In a prepared statement, David Maher, President and Chief Executive Officer of Acushnet, said: “The sport of golf has advanced and evolved over the years thanks to a thoughtful balance between innovation and tradition. One of golf’s unifying appeals is that everyone in the game plays by the same set of rules, can play the same courses and with the same equipment. Golfers can watch professionals and compare themselves to the world’s best, aspiring to hit the same shots. This unification links the professional and recreational games, enriches the connection and viewing experience of the professional game, and contributes to golf’s momentum, unprecedented growth and promising future.

“The USGA and R&A have announced a Notice and Comment to manufacturers proposing a potential rule change to golf ball testing that results in a Model Local Rule (MLR) that provides for reduced distance golf balls intended for professional and elite amateur competitions and a different set of rules for all other play.
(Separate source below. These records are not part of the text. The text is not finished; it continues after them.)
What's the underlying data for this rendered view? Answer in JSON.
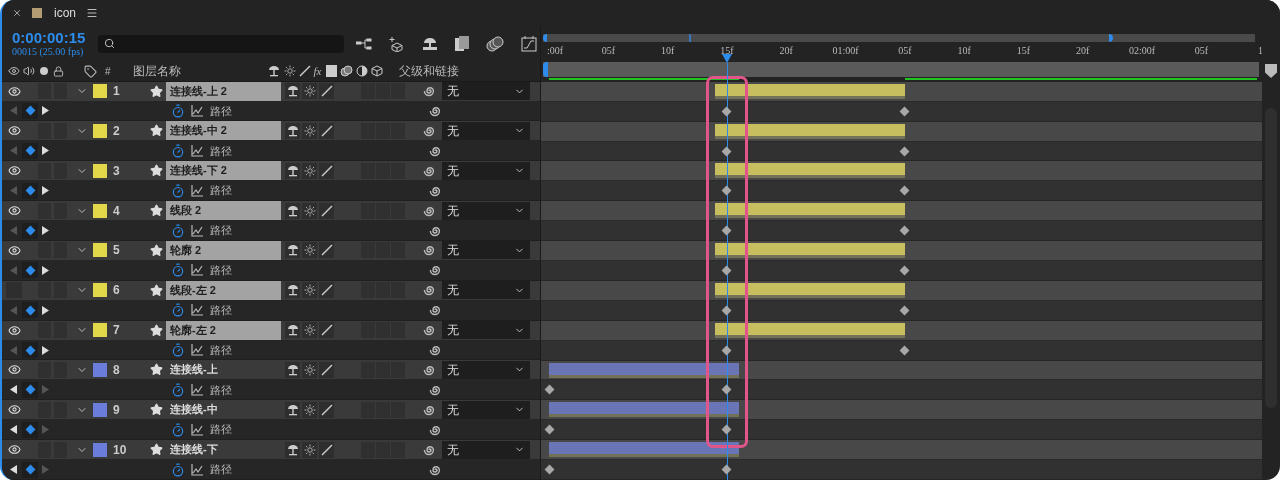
{
  "tab": {
    "title": "icon"
  },
  "timecode": "0:00:00:15",
  "frame_info": "00015 (25.00 fps)",
  "columns": {
    "number": "#",
    "layer_name": "图层名称",
    "effects": "fx",
    "parent": "父级和链接"
  },
  "ruler": {
    "labels": [
      ":00f",
      "05f",
      "10f",
      "15f",
      "20f",
      "01:00f",
      "05f",
      "10f",
      "15f",
      "20f",
      "02:00f",
      "05f",
      "1"
    ]
  },
  "layers": [
    {
      "number": "1",
      "name": "连接线-上 2",
      "color": "#e2d64a",
      "visible": true,
      "selected": true,
      "parent": "无",
      "kind": "late",
      "property": {
        "name": "路径",
        "prev_key": false,
        "next_key": true
      }
    },
    {
      "number": "2",
      "name": "连接线-中 2",
      "color": "#e2d64a",
      "visible": true,
      "selected": true,
      "parent": "无",
      "kind": "late",
      "property": {
        "name": "路径",
        "prev_key": false,
        "next_key": true
      }
    },
    {
      "number": "3",
      "name": "连接线-下 2",
      "color": "#e2d64a",
      "visible": true,
      "selected": true,
      "parent": "无",
      "kind": "late",
      "property": {
        "name": "路径",
        "prev_key": false,
        "next_key": true
      }
    },
    {
      "number": "4",
      "name": "线段 2",
      "color": "#e2d64a",
      "visible": true,
      "selected": true,
      "parent": "无",
      "kind": "late",
      "property": {
        "name": "路径",
        "prev_key": false,
        "next_key": true
      }
    },
    {
      "number": "5",
      "name": "轮廓 2",
      "color": "#e2d64a",
      "visible": true,
      "selected": true,
      "parent": "无",
      "kind": "late",
      "property": {
        "name": "路径",
        "prev_key": false,
        "next_key": true
      }
    },
    {
      "number": "6",
      "name": "线段-左 2",
      "color": "#e2d64a",
      "visible": false,
      "selected": true,
      "parent": "无",
      "kind": "late",
      "property": {
        "name": "路径",
        "prev_key": false,
        "next_key": true
      }
    },
    {
      "number": "7",
      "name": "轮廓-左 2",
      "color": "#e2d64a",
      "visible": true,
      "selected": true,
      "parent": "无",
      "kind": "late",
      "property": {
        "name": "路径",
        "prev_key": false,
        "next_key": true
      }
    },
    {
      "number": "8",
      "name": "连接线-上",
      "color": "#6b7ddb",
      "visible": true,
      "selected": false,
      "parent": "无",
      "kind": "early",
      "property": {
        "name": "路径",
        "prev_key": true,
        "next_key": false
      }
    },
    {
      "number": "9",
      "name": "连接线-中",
      "color": "#6b7ddb",
      "visible": true,
      "selected": false,
      "parent": "无",
      "kind": "early",
      "property": {
        "name": "路径",
        "prev_key": true,
        "next_key": false
      }
    },
    {
      "number": "10",
      "name": "连接线-下",
      "color": "#6b7ddb",
      "visible": true,
      "selected": false,
      "parent": "无",
      "kind": "early",
      "property": {
        "name": "路径",
        "prev_key": true,
        "next_key": false
      }
    }
  ]
}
This bifurcation would divide golf between elite and recreational play, add confusion, and break the linkage that is part of the game’s enduring fabric.

“Golf is an aspirational sport, and we believe at its very best when equipment and playing regulations are unified. Golf’s health and vibrancy are at historically high levels. As we see it, existing golf ball regulations for Overall Distance and Initial Velocity are highly effective. During the past two decades, PGA TOUR average course playing length has increased by less than 100 yards and scoring average has remained virtually flat. Average PGA TOUR clubhead speed of 114.6mph in 2022 was well below the current 120mph and proposed 127mph testing conditions. The proposal of golf ball bifurcation is in many respects a solution in search of a problem.”

Playing by a unified set of rules

Under the proposed guidelines, events that adopt this MLR would require players to use a substantially shorter golf ball, similar in distance to what was available in the 1990s. The performance changes of any rolled back ball would impact every shot in the round. Players would also be required to adapt to changes in equipment with some players disadvantaged over others by this disruption. Golf ball bifurcation would invite confusion as to what level of competition would use the MLR products and how to effectively manage and officiate. In addition, multiple versions of golf ball models in the market would be confusing to golfers.

“Playing by a unified set of rules is an essential part of the game’s allure, contributes to its global understanding and appeal, and eliminates the inconsistency and instability that would come from multiple sets of equipment standards,” continued Maher. “Unification is a powerfully positive force in the game, and we believe that equipment bifurcation would be detrimental to golf’s long-term well-being. As a result, we will actively participate in this conversation with the governing bodies, worldwide professional tours, PGA Professional organizations, amateur associations and federations, and golfers, in an effort to contribute to the continued enjoyment and growth of the game.”

The R&A and the USGA has said that a dialogue would be entered into over the next five months with interested parties, with comments closing on August 13. If the proposals are ratified they would be applied from January 1, 2026.